So there I was.The prospect I was convinced would be my next buyer had just awarded my fiercest competitor the business. The prospect looked me square in the eyes. He stroked me.Said I was so close that if he had had the final say, I would have won. Promised me it wouldn’t be long before I got my chance.He loved my presentation.
Then came the bombshell:He said I helped them immensely, that without my expertise and competitive (read lowball) pricing, they wouldn’t have gotten as good a deal from my competitor. “I won’t forget that,” he said, as if to admire me for my skill and business savvy. And then, we parted with one final slap. “Stop by anytime,” he grinned, “I’ll let you get me lunch.”
Oh, the embarrassment.My drug-like need to talk features and benefits coupled with a little-puppy penchant for “sharpening my pencil” proved once again to be my undoing.What doesn’t kill a salesperson makes him better, right? But wait, this was a sales mistake, not an embarrassing moment. Sales professionals don’t react with embarrassment, they react with self-responsibility.
Embarrassing sales moments are when you spill coffee on your lap right before walking into a meeting.Or when the hotel computer garbles your PowerPoint presentation leaving you with song and dance alone.Or when you inadvertently forward a confidential in-house email to your top customer entitled: “How to Take Advantage of Your Top Customer in a Down Economy.”
There’s not a salesperson alive who hasn’t had a “say-it-ain’t-so” moment somewhere along the trail.The founder of our system, David H. Sandler, used to say, “Selling…hysterical activity on the way to the grave.”Absolutely, amen.

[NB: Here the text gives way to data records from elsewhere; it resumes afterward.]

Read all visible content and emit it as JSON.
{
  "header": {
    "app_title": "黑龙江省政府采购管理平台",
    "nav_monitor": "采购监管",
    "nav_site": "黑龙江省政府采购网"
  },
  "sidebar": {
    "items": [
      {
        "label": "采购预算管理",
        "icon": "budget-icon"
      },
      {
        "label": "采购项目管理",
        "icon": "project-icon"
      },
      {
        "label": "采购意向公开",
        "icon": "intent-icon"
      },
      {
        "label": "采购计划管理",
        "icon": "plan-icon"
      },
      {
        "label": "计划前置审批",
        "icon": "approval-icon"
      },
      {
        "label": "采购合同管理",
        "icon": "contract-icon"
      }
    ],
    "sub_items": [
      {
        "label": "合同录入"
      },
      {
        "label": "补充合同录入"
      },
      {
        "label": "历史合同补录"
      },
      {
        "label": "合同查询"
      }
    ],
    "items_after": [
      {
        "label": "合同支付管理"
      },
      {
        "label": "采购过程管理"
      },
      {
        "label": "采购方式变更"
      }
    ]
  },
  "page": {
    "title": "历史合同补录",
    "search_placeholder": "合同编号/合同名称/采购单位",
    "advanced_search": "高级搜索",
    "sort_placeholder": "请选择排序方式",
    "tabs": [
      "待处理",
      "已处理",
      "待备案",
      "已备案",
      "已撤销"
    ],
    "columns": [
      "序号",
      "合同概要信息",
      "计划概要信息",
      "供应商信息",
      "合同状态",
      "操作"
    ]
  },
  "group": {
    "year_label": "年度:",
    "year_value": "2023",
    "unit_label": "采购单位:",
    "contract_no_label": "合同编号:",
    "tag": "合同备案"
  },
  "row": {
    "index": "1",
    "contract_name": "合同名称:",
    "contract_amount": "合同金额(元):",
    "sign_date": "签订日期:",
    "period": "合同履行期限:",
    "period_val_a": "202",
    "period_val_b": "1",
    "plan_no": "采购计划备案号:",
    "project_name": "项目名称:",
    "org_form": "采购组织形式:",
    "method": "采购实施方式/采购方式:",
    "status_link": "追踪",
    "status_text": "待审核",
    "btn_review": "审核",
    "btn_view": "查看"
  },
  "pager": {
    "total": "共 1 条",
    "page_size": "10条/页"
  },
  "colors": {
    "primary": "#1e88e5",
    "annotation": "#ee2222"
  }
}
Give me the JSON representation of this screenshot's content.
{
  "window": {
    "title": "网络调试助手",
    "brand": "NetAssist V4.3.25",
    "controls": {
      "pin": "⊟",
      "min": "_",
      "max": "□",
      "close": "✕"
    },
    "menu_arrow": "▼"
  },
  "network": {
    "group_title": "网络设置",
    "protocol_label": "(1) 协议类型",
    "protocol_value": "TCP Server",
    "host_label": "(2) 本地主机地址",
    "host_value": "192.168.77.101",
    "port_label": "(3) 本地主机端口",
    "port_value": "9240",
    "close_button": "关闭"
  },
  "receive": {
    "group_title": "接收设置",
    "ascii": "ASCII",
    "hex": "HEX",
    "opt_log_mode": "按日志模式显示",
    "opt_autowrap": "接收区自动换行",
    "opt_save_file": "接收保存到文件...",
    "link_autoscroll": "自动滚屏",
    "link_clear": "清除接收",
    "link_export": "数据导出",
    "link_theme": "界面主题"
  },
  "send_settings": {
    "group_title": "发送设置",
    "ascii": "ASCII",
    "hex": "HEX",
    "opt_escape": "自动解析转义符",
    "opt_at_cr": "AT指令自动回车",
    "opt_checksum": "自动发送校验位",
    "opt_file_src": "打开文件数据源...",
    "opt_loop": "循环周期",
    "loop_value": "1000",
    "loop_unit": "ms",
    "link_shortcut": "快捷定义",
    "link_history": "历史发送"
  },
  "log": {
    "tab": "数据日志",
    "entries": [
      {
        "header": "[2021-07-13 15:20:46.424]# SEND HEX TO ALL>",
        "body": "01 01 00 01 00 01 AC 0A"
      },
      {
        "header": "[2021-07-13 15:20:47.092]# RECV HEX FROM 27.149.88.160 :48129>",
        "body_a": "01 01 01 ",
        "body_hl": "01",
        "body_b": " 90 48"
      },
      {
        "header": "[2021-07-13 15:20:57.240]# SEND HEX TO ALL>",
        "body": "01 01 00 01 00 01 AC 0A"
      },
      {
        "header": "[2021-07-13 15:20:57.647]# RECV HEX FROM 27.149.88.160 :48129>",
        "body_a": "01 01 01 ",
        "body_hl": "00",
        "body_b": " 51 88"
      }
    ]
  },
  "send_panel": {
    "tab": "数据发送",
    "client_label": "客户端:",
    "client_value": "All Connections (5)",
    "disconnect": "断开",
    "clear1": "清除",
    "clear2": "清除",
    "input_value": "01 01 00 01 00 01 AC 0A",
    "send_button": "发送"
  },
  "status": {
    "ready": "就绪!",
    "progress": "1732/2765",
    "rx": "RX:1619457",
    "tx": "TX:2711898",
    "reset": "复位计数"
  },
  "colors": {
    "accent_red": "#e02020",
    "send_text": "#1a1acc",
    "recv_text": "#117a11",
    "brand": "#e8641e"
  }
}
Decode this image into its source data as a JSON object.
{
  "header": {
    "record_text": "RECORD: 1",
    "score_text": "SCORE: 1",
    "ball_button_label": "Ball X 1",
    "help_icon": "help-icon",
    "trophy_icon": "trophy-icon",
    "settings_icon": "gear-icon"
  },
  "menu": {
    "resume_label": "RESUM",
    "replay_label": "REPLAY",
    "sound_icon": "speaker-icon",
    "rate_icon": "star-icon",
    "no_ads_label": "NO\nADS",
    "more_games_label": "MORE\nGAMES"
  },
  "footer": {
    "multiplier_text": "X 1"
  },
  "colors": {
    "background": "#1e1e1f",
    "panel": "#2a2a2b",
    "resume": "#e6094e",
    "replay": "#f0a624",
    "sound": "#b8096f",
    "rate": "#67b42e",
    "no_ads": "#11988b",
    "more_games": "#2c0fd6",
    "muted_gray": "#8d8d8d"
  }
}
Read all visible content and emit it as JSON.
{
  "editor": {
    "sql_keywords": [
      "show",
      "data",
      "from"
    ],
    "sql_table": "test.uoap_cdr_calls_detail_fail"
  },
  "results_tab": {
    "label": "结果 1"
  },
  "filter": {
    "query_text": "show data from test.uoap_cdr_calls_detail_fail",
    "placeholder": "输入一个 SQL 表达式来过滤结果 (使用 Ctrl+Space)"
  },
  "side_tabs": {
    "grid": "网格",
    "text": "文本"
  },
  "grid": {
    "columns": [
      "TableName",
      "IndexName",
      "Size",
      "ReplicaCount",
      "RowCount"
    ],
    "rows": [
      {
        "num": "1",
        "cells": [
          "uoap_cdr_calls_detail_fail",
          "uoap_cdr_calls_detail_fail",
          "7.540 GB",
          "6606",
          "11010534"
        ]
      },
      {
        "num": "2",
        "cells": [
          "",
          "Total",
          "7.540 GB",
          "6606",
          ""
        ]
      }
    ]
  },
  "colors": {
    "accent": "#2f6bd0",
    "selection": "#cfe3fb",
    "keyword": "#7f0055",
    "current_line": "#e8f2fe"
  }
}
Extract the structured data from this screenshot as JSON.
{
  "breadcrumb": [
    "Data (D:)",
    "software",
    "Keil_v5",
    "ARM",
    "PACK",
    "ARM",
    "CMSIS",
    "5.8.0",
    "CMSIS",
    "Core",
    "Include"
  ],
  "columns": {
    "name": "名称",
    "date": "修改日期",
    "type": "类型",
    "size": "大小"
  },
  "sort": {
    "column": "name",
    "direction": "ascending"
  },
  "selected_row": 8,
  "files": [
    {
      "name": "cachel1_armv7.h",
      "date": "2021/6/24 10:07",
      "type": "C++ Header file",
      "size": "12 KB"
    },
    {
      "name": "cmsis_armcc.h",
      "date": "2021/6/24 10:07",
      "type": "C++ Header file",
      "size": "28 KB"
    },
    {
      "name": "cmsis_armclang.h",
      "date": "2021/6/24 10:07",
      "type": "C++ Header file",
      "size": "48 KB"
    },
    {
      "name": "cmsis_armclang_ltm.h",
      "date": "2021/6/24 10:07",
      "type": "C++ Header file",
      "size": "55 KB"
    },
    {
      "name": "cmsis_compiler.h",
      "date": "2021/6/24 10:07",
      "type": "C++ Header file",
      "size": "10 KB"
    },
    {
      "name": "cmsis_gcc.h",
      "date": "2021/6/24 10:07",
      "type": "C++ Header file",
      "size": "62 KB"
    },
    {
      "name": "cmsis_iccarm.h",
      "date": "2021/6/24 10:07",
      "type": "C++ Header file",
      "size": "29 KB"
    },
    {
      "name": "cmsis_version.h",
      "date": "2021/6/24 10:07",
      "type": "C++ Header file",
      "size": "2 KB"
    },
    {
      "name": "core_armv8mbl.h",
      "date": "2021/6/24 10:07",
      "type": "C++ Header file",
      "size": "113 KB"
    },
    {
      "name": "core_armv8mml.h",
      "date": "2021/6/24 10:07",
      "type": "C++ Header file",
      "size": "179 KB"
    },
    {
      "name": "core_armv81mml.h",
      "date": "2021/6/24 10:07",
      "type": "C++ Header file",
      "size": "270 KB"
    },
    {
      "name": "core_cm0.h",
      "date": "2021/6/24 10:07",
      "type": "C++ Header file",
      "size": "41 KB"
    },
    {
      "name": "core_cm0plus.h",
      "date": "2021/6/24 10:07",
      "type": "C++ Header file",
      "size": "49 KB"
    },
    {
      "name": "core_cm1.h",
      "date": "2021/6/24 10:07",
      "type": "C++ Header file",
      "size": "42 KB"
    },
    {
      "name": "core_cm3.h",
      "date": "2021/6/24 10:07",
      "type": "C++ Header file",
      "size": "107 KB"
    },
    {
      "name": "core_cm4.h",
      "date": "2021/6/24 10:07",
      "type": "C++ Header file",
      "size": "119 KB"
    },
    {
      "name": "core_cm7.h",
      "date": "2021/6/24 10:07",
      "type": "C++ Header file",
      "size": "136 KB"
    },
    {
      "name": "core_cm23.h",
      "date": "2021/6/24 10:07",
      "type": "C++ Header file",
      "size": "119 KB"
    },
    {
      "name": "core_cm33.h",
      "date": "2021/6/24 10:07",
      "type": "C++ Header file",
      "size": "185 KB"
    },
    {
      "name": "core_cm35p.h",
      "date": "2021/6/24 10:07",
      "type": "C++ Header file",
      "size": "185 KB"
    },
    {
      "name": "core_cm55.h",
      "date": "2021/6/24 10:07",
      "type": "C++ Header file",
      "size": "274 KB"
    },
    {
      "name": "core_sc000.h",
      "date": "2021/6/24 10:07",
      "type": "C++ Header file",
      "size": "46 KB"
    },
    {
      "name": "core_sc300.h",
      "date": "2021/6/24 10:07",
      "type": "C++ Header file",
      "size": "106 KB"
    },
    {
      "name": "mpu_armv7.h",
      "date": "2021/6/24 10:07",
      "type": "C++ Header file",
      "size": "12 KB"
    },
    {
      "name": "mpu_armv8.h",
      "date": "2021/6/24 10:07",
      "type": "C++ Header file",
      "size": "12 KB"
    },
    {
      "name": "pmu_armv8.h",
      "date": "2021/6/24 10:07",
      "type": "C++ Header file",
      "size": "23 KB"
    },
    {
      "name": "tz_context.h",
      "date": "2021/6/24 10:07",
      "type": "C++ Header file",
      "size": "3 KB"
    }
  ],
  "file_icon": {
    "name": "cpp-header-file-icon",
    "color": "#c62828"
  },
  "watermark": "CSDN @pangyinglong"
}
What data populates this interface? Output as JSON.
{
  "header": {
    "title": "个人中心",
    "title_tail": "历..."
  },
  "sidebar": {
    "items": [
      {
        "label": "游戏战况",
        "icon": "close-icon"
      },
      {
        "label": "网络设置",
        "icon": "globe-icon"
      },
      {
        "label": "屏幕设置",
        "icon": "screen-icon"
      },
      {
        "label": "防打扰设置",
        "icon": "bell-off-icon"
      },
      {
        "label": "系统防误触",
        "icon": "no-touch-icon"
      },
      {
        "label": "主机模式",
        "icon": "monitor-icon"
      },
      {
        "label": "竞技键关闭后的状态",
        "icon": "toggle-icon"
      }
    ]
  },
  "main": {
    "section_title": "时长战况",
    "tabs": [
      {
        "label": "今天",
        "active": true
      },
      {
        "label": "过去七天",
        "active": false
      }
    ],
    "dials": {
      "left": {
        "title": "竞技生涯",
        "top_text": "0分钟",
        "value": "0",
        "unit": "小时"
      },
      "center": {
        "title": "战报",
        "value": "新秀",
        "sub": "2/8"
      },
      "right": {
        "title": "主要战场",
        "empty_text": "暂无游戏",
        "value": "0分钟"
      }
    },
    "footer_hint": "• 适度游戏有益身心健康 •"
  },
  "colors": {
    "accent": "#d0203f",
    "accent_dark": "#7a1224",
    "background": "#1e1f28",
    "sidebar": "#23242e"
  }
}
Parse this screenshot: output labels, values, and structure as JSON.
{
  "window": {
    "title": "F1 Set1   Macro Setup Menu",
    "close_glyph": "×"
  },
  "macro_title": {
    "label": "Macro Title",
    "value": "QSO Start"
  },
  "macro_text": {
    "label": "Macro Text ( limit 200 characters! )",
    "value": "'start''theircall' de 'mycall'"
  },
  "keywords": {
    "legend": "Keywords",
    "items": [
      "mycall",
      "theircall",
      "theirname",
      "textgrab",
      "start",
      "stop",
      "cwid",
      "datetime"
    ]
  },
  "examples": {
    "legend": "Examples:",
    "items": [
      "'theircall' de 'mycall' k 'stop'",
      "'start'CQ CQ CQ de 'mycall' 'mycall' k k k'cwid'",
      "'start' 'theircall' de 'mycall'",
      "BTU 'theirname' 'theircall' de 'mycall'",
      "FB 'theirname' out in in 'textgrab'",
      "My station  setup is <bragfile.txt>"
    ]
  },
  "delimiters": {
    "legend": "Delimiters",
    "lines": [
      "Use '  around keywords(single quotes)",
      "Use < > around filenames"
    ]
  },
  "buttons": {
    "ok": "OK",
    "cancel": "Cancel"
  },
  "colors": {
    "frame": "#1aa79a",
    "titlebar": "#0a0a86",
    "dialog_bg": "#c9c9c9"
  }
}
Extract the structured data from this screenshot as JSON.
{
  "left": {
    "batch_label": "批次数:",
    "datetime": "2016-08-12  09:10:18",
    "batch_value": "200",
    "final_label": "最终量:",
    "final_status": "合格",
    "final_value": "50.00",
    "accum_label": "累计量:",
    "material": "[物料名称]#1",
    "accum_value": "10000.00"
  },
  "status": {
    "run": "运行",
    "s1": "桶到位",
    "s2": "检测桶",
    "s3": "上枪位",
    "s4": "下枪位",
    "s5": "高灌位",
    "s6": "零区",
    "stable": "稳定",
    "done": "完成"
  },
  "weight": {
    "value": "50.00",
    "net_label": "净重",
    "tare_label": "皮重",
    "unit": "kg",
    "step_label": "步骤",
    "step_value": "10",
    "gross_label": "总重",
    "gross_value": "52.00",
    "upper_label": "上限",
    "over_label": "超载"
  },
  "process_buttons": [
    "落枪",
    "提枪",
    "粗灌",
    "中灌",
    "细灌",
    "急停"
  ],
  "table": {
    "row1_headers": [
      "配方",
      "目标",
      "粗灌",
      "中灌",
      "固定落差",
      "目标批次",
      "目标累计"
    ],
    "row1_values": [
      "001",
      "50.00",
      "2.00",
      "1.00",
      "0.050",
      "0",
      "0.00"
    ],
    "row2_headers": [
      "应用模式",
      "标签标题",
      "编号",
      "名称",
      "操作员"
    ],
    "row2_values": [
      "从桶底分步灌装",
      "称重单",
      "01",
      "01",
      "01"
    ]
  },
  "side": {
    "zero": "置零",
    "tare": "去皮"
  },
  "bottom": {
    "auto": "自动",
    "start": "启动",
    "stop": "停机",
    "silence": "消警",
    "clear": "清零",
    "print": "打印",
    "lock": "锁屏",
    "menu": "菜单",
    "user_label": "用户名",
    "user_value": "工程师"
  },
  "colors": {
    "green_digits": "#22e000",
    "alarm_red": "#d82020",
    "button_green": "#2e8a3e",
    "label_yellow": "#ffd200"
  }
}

Selling is chock full of interesting experiences.
Embarrassing sales moments are different from sales mistakes, however. How you handle an embarrassing moment reflects your level of self-esteem.How you handle the adversity of a sales mistake reflects self-responsibility--your willingness to accept blame, learn from it, and move on.
At Sandler Training, Trustpointe, we spend 11 hours a day, five days a week with salespeople.We can hear lip service, excuse making and blame a mile away.We help salespeople (and owners) accept responsibility for their actions.
Embarrassing sales moments make humorous war stories.Sales mistakes make great lessons learned--important, necessary lessons learned.Knowing the difference will keep you strong.
For more on this and other timely sales topics, contact Tim Roberts at Sandler Training, Trustpointe, at firstname.lastname@example.org or 317-845-0041.